One of the most unfortunate things about Grim Fandango is that it can be a bit tricky to install or get running properly on Windows XP. Recoding the game for the Wii's hardware would be the first step in porting it and would eliminate any hardware issues -- no fiddling with Windows 98 compatibility mode!

Oftentimes the Wii's 480p output seems lackluster in comparison to the competition, but in Grim's case, it may be a blessing in disguise. Re-rendering the game's numerous backgrounds and cutscenes would be a lot of work Lucasarts likely would never go for, but the Wii's max resolution would be able to handle Grim Fandango's existing assets just fine. While the 3D models look dated and blocky, the prerendered stuff still looks great. New character models would ultimately make the end product look a little better, but the blockiness does little to harm the presentation. The controls, on the other hand, could use some work.



Unlike the point-and-click adventures that preceded it, Grim Fandango opts to do away with the mouse completely and rely on the keyboard or, optionally, a joystick (who still has a joystick these days, anyway?) Manny is moved via the directional arrows, and the Enter button interacts with other characters or objects in the environment. The I button opens the inventory, the P button puts items away, and the number keys 1-9 can instantly switch to items. Finally, the E button examines things that can be interacted with and the Shift button makes Manny speed up to a trot.

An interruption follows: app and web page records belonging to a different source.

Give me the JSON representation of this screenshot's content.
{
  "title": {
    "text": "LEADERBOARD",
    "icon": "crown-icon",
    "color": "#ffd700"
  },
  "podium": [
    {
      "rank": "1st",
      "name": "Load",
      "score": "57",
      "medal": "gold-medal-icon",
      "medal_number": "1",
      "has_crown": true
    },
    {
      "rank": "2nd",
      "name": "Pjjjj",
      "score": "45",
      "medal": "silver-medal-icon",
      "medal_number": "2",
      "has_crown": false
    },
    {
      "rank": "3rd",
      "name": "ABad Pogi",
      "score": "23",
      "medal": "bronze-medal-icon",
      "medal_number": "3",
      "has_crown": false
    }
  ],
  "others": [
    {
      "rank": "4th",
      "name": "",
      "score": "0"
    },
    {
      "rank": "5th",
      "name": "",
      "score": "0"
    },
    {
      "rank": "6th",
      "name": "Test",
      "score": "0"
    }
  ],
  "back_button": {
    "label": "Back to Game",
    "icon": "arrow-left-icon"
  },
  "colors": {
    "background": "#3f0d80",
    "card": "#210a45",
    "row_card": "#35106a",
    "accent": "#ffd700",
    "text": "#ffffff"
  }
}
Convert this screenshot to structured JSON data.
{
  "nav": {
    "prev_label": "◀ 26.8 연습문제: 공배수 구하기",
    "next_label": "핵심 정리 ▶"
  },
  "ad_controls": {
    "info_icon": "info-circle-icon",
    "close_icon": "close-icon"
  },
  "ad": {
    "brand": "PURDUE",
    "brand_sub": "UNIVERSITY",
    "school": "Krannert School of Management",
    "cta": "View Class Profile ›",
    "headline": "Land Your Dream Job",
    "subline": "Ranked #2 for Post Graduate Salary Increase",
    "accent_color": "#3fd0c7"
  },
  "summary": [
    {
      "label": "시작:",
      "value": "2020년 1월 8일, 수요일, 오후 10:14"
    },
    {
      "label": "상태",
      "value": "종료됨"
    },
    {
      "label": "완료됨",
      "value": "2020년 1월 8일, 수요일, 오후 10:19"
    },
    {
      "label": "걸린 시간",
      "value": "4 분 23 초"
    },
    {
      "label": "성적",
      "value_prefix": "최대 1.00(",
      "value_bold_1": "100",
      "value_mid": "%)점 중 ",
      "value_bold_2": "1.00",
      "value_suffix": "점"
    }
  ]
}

The biggest problem lies in the arrow keys. Moving Manny around the environment is often awkward and sometimes frustrating, as he has trouble turning when brushed up against a wall, table, or any other solid object. It can also be pretty tough to position him properly to examine objects or talk to NPCs -- on the bright side, Manny moves his head as visual clue when he's near something that can be interacted with, eliminating the prospect of frustrating trial-and-error movement.

I suspect making Manny's interactions with his environment a smoother experience would take more than a new control scheme, but fixing the bugginess of the movement and having a superior control stick in the nunchuk would be a one-two punch to Grim Fandango's biggest problem. Using the nunchuk for movement and the Wii Remote for interaction and inventory management would closely emulate the layout of the original game.



To change things up a bit, Grim Fandango could alternately be adapted into a classic point-and-click setup, using the Wii Remote alone to move Manny, interact with objects and control the inventory. This could be accomplished pretty easily -- simply add an on-screen reticule that can be used to lead Manny around in the vein of The Legend of Zelda: Phantom Hourglass.

Even if Grim Fandango was rereleased on the Wii without any substantial improvements, it would still be worth a purchase. The adventure genre is sadly and sorely underrepresented -- thankfully, the folks at Telltale seem committed to continuing to support it. Though not a point-and-click adventure game, hopefully Tim Schafer's upcoming Brutal Legends will sell well enough to rekindle a corporate interest in his older projects and Grim Fandango will rise again to show us all how much better life gets after death.

In the meantime, if you can't get Grim Fandango on the Wii, how about getting the Wiimote on Grim Fandango? A certain resident GlovePIE wizard can give you the skills, and The Department of Death can give you the tools. Hey, it's almost as good as the real thing!

This article was originally published on Joystiq.